Not my grandmother.

She’s the opposite of the stereotypical image of a grandmother. Con ella no se juega. Sure she has a sense of humor and is caring (in her way), but is far from the stereotypical grandma.

As my mother was telling me these stories it hit me that although my grandmother had always seemed like a tough cookie,, I remembered that she is human. Some stories I knew because my grandmother had told them to me, and others she told my mother. As I heard the stories of her youth, her adult life, motherhood, and of her life, I realized that my grandmother must have been like me at one point. She was young, she had dreams and aspirations, she had impulsive feelings, she must have felt awkward at one point, she had fights… she had had all these things and more.

I felt like I was more connected to her in those stories than in real life. Maybe now we can bond more. Who knows?

It made me wonder if these same thoughts ever came to her when she heard stories of her mother and her grandmother.

I wonder if she had these familiar thoughts.




I feel that language is such a complex yet utterly beautiful thing. I have told some people that if I could have one superpower it would be the ability to know all the languages and dialects. I would love to speak, read, and write in languages that I know and in those that I don’t. I find it interesting how different sounds mean certain things in one but may not mean anything in another. I spend time thinking about how languages came to form, and I try to learn as much as I can. I wonder how many people think of these things.

Throughout my years I have learned Spanish, English, French, Italian, Chinese (Mandarin), and American Sign Language. Sadly, the only ones I have fully learned are Spanish and English. I know enough Italian to survive a month in Italy and being lost in Italy. With French, I essentially forgot everything I learned. I was always too shy to talk in French and too shy to show any of my writing. The Mandarin I learned was very basic. And I’m currently trying to learn American Sign Language whenever I can.

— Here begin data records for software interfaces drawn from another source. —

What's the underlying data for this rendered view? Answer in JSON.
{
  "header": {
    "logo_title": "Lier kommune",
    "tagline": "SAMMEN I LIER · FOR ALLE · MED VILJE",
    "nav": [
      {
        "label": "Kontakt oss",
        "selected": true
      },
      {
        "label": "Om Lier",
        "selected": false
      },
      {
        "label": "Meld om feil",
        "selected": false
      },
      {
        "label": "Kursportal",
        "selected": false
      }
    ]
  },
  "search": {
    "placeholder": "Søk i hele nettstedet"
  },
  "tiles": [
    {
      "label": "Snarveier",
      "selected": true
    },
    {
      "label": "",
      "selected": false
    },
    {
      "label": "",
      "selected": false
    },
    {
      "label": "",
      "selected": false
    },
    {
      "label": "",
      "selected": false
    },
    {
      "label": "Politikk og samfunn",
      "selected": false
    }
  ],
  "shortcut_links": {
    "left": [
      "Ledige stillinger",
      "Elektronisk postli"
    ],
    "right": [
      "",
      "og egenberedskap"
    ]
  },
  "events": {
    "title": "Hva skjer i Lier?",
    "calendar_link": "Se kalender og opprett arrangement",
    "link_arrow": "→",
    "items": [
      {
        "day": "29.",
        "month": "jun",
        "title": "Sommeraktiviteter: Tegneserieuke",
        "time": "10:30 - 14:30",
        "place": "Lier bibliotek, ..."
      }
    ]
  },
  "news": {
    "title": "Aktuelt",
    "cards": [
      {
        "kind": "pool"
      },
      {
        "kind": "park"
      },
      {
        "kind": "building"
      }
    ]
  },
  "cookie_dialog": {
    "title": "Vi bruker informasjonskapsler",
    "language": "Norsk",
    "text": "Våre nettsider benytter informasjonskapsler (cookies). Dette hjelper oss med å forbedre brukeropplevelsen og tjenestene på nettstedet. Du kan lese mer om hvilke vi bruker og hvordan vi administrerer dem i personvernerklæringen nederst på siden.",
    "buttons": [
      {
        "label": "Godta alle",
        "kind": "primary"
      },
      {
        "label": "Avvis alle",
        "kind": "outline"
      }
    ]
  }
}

Some time ago I had a realization.

I can’t remember what I was doing when this realization came to me. One day it hit me that even though I am fluent and native in Spanish and English, I would much rather write in English. I wondered why and I began thinking. I realized that this depends on my setting and to whom I am talking.

Still, I wondered why English comes easiest to me for some things. Part of it is because growing up I went to bilingual schools. I was born and raised in a Spanish-speaking country and the bilingual schools I went to were focused on teaching English. I was brought up with the idea to practice English whenever I could, and for the longest time, I felt that my English was better than anyone else’s in my grade.

Pretty arrogant, right?

It embarrasses me to think that I used to be that way when I was in elementary. In addition to this, as the perfectionist that I can be at times, I would only want to listen or read things in English because I wanted to be the very best. I wanted to be different from everyone else. I didn’t even start paying attention to the Spanish language until later when I moved to a different school.

For the longest time, I thought that this was my reason for preferring English over Spanish. Perhaps it is, or perhaps it is not.

It wasn’t until I left my home country that I realized that English wasn’t “easier”, it was just that Spanish held more importance to me. I have yet to find the correct words to describe this rationale but Spanish, for me, holds a lot of importance.

For me, the Spanish language represents the things I hold dear. The Spanish language encompasses things such as my feelings, my memories, my experiences, my people, my stories, and my history.

This doesn’t mean that English isn’t important to me because it really is important. Perhaps this is something that has occurred to me as I have grown older, but I feel that I appreciate the Spanish language more now than I did when I was younger.

I want to learn more about these two languages and discover what they reveal about me. Maybe I will find the answers someday.